When Trevor Cook and George DeMarchi were launching Payment Source in early 2014, they knew they were taking a big risk and, both in their mid 50s, a late-career one.
“It was the quintessential entrepreneur story where we were all in . . . at a late stage in our professional lives,” says DeMarchi, the company’s president. “But for some reason, neither of us worried about it. It was just like, ‘We are going to make this happen.’ ”
And they have made it happen.
The alternative payments company has doubled in size in the past two years, approaching 60 employees in offices in Vancouver, Toronto and Ottawa. Revenue has grown to about $120 million, and it processes about $500 million a year in payment transactions, working with more than 15,000 retailers across the country and some of the largest retail brands in the world like Visa, MasterCard and Amazon.
Formed from the merger of the Canadian operations of Now Prepay, where DeMarchi worked, and Cook’s Ezipin, Payment Source is thriving in a space that has emerged with the growth of the digital economy and e-commerce.

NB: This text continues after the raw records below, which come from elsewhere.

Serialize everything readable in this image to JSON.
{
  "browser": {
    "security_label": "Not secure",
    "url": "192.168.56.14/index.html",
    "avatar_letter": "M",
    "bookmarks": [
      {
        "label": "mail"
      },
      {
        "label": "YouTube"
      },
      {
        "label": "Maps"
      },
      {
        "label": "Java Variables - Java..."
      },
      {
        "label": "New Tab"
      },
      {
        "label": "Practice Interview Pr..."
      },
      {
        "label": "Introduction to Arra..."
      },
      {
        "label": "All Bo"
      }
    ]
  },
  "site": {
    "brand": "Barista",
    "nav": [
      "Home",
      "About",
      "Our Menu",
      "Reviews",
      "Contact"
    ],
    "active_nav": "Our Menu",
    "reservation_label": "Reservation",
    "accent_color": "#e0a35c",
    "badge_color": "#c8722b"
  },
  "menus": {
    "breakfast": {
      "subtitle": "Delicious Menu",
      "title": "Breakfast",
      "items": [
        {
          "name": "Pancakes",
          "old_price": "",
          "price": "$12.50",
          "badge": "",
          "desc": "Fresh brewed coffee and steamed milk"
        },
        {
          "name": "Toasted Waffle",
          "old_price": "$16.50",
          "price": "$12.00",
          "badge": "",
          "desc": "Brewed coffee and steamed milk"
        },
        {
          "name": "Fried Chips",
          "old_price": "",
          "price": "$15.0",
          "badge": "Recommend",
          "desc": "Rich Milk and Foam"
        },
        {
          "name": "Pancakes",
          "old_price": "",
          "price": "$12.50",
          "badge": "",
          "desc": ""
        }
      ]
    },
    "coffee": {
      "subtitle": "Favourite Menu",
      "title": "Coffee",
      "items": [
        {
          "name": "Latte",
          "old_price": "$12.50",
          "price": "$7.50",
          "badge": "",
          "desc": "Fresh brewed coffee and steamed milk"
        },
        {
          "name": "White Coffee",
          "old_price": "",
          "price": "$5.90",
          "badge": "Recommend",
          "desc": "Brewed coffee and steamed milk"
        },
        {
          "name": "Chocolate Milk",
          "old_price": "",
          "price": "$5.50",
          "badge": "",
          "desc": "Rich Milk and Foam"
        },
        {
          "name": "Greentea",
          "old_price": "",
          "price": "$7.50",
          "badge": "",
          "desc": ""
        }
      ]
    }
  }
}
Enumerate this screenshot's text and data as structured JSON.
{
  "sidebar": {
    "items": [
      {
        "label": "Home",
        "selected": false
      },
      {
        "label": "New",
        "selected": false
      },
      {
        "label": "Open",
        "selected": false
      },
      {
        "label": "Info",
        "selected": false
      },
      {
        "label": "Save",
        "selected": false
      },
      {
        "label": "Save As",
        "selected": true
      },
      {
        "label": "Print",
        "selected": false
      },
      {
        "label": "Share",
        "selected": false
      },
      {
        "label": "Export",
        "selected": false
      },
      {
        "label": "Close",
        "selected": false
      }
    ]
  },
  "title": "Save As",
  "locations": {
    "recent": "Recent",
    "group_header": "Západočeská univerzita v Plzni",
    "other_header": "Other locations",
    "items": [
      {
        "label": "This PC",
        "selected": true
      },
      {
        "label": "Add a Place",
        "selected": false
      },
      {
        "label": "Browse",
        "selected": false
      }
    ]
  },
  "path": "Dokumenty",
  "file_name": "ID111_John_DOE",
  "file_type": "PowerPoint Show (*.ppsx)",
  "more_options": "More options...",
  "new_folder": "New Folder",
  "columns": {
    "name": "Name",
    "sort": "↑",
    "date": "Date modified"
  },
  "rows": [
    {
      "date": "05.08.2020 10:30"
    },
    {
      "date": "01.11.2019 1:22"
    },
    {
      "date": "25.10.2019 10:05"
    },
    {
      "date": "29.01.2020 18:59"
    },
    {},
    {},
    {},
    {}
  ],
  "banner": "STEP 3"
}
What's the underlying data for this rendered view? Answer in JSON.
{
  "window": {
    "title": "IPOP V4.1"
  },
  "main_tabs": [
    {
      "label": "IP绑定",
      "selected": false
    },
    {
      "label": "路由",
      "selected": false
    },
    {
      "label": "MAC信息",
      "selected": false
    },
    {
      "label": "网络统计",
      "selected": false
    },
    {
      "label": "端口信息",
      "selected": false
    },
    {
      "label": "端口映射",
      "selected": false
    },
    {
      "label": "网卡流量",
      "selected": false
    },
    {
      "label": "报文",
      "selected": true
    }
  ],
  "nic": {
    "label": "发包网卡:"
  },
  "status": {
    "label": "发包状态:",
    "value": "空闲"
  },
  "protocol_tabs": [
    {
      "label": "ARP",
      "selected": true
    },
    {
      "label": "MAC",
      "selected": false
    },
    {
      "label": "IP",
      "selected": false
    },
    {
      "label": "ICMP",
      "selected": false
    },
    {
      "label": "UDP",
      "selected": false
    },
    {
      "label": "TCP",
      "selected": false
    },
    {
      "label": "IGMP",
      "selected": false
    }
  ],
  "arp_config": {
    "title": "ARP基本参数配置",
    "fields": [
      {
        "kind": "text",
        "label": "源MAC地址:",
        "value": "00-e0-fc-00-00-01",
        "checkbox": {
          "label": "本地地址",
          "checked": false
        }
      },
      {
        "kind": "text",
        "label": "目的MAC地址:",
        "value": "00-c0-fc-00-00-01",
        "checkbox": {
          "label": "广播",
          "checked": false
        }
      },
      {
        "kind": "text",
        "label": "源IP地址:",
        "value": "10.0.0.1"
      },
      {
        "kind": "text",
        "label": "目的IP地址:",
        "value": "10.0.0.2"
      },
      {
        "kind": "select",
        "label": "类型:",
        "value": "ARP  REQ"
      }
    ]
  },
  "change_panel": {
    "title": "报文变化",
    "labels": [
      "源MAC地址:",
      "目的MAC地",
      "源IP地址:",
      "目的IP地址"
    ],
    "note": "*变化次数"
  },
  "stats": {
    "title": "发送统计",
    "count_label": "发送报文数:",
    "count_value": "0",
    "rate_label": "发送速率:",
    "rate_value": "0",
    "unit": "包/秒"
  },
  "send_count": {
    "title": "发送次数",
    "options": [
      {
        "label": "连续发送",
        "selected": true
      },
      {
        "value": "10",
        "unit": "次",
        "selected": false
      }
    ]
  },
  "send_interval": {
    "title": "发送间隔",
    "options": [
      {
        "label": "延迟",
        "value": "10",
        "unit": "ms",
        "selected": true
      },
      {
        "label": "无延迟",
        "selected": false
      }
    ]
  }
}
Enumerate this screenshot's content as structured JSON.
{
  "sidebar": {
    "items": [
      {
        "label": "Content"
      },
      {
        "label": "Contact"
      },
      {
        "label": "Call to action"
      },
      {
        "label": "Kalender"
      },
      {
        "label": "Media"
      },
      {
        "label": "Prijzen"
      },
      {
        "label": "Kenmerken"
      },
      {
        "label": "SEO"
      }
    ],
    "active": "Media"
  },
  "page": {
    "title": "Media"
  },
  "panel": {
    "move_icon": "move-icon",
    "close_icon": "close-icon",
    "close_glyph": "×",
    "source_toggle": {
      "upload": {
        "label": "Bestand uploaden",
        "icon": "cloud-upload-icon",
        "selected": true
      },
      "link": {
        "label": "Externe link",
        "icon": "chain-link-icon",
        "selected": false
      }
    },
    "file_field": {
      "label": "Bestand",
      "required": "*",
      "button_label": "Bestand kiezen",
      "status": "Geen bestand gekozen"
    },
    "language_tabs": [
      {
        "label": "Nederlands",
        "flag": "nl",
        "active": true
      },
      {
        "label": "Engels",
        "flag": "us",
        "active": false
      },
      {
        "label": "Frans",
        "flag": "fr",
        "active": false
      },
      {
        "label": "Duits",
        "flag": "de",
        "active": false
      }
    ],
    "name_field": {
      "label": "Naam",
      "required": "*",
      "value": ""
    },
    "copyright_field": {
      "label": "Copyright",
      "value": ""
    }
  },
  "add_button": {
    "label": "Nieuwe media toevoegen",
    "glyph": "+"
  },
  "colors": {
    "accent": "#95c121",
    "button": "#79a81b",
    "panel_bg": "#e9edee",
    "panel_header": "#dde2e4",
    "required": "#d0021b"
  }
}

“There is a large section of the Canadian population who don’t participate in the digital world,” says Cook, the company’s CEO. They may be concerned about security breaches or unable to get a credit card. “We provide means for them to participate.”
That means branded retail gift cards, but also top-ups for mobile prepaid customers, online payment vouchers and, through its Loadhub network at 6,000 Canada Post locations, a system for people to convert real cash into a digital form. “We bridge between physical, in-person transactions and the digital world,” says Cook.
One of the critical factors to their success has been their ability to quickly respond to client needs and bring new solutions and products to market. In the mobile top-up space, for example, Payment Source’s two biggest competitors are billion-dollar global players, says DeMarchi. “We are equal in scale, we are equal in scope, and we are equal in the level of activity we do in this country, but we then surpass them by being first to market,” he says.
When it was launching its Lucky Mobile brand last year, Bell called Payment Source. “The only place you can buy the top-up for that product is through our network . . . we were first to market,” says DeMarchi.
Payment Source was also the first provider to bring Amazon Cash to Canada. “I think from first introduction, through to contract execution, through to being live in the market, we were four months,” DeMarchi enthuses. “That can’t be matched within a year by any other organization.”